Food Safety News: Research, published Monday in the journal Nature, reports DNA analysis has unmasked Salmonella enterica bacteria as the cause of a 16th century epidemic that affected large parts of Mexico and wiped out an estimated 800,000 people in the Aztec Empire.
Posts from the ‘Research News’ Category
Fresh Plaza: [Cold plasma] has the capacity to kill microbial pathogens on the surface of fresh produce and nuts without leaving any chemical residues. Other spoilage-causing moulds can also be suppressed, offering a longer shelf-life and reduced food waste.
UC Davis Postharvest Technology Center: As a global resource, the UC Postharvest Technology Center website is visited over 3 million times a year and contains more than 660 pages and 750 documents with postharvest information and related resources.
The Packer: Consumers are much more concerned about raw chicken and raw beef being contaminated than raw fruits and vegetables, according to a new food safety survey.
1 September 2016
Event co-hosted by the Centre for Infectious Diseases & Microbiology - Public Health (CIDM-PH) and the Marie Bashir Institute (MBI)
11 August 2016
The Fresh Produce Safety Centre Australia & New Zealand organised an impressive line-up of speakers to present at its third annual Fresh Produce Safety Conference at the University of Sydney on 10 August. They presented to a capacity audience of over 140 people...
Scoop: A new partnership involving nine New Zealand research organisations has been awarded $1.25 million in funding from the Ministry of Business, Innovation and Employment. The New Zealand-China Food Protection Network (NZ-CFPN) will enhance communication between research scientists, government organisations and industries here and in China
US: Metrics proposed to prevent the harvest of leafy green crops exposed to floodwater contaminated with Escherichia coli
Allied and Environmental Microbiology: In this study, the suitability of the LGMA metrics for farms in the Mid-Atlantic region of the United States was evaluated. The upper end of a spinach bed (in Beltsville, MD) established on a −5% grade was flooded with water containing 6 log CFU/ml Escherichia coli to model a worst-case scenario of bacterial movement through soil. While E. coli was quickly detected at the 9-m distance within 1 day in the spring trial and within 3 days in the fall trial, no E. coli was detected on plants outside the flood zone after 14 days.
Food Safety Watch: So-called culture-independent diagnostic tests (CIDTs) help doctors diagnose foodborne infections in a matter of hours because they do not depend on traditional bacterial culture techniques, which often take several days to complete. Unfortunately, the absence of a bacterial culture makes it difficult to obtain detailed information from the bacteria responsible for the infection, such as genetic fingerprint and genome sequencing data.

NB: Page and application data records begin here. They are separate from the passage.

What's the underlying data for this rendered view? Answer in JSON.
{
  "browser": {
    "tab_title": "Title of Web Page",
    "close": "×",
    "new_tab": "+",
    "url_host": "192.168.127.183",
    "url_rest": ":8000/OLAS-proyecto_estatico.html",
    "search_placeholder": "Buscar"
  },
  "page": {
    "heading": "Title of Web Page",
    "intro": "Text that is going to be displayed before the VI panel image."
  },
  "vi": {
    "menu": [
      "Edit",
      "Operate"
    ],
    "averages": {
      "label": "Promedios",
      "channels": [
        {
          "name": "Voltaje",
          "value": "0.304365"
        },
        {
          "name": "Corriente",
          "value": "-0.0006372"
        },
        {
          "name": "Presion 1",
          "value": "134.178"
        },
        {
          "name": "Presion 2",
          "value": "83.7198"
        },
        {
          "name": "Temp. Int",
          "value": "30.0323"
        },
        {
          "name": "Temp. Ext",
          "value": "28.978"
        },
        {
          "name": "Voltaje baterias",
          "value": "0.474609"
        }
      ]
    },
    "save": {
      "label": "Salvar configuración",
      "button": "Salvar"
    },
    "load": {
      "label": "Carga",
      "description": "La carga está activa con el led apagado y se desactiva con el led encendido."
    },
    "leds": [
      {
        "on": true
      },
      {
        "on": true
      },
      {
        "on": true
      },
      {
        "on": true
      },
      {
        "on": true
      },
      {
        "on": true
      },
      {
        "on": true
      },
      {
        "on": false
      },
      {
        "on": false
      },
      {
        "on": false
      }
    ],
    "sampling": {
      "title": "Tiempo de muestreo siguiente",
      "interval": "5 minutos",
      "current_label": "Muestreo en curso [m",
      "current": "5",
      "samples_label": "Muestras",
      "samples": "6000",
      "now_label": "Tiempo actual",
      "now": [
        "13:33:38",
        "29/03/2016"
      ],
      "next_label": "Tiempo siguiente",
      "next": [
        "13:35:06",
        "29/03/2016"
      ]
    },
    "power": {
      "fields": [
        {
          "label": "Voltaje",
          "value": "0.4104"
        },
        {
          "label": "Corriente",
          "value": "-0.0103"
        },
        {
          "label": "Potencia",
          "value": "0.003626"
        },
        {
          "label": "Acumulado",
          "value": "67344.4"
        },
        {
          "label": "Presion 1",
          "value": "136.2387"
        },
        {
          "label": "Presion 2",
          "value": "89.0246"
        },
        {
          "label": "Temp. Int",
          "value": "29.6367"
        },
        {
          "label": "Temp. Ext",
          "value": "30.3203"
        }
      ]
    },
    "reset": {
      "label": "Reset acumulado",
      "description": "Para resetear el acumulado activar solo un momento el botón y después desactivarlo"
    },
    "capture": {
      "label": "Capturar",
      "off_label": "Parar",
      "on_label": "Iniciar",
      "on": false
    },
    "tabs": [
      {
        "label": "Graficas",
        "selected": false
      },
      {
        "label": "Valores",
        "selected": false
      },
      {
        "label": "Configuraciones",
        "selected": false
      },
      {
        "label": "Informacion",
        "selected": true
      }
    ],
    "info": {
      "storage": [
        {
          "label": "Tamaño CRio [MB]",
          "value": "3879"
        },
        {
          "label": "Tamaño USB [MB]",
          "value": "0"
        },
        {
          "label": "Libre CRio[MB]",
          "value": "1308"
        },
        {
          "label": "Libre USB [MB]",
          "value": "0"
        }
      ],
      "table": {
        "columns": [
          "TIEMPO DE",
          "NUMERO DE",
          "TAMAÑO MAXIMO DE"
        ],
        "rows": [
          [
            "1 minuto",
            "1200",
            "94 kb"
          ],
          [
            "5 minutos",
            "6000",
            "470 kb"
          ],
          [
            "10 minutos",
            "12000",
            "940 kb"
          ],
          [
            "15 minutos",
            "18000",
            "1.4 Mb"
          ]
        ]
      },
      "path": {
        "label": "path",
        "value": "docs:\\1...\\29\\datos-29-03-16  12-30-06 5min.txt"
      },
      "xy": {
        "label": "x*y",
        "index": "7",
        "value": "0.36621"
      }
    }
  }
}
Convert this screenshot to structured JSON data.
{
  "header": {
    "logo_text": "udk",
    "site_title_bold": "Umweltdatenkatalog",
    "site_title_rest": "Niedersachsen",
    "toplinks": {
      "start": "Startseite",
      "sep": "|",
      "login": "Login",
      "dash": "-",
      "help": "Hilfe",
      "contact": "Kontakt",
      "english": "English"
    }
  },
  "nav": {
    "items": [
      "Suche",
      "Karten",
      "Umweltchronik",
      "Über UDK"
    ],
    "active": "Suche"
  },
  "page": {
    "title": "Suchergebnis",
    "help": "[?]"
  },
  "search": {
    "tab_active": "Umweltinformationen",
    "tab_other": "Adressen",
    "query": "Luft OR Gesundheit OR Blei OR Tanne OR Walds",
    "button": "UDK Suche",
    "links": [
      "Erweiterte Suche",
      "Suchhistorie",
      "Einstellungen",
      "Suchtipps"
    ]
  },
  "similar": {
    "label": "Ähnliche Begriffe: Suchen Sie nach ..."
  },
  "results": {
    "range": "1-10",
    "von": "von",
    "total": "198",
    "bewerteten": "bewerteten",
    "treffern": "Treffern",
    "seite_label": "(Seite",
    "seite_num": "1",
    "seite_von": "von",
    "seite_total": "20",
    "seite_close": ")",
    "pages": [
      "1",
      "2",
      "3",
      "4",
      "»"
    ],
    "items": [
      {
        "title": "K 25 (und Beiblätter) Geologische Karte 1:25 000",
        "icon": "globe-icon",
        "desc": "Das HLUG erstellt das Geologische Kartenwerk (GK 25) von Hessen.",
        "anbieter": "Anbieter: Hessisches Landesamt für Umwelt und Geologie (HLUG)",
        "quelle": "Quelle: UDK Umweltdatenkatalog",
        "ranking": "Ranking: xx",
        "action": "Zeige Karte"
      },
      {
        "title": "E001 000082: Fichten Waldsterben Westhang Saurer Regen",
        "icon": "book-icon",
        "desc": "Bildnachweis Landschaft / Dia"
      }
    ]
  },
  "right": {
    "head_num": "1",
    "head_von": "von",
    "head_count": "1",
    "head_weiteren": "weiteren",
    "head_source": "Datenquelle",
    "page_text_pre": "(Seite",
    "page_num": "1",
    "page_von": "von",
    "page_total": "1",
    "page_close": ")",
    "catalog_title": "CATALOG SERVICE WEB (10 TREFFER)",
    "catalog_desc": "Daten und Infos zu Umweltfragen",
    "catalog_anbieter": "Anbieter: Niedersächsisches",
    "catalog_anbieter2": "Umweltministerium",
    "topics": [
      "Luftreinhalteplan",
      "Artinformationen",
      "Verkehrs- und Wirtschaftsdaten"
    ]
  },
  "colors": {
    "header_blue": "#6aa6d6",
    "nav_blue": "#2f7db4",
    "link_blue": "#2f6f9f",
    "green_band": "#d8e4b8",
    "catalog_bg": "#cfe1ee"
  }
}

Emerging Infectious Diseases: It’s easy to remember Salmonella serotypes names, isn’t it? Surely, this is because the naming system of Salmonella serotypes is by far the most scientist friendly. Traditionally, most Salmonella serotypes have been named after geographic locations. We decided to explore the geographic locations to which Salmonella serotypes refer and describe some unexpected twists in the naming scheme. We found that 93% (n = 1,475) of the 1,585 serotypes could be categorized as geo-serotypes; that is, the name refers to a geographic location.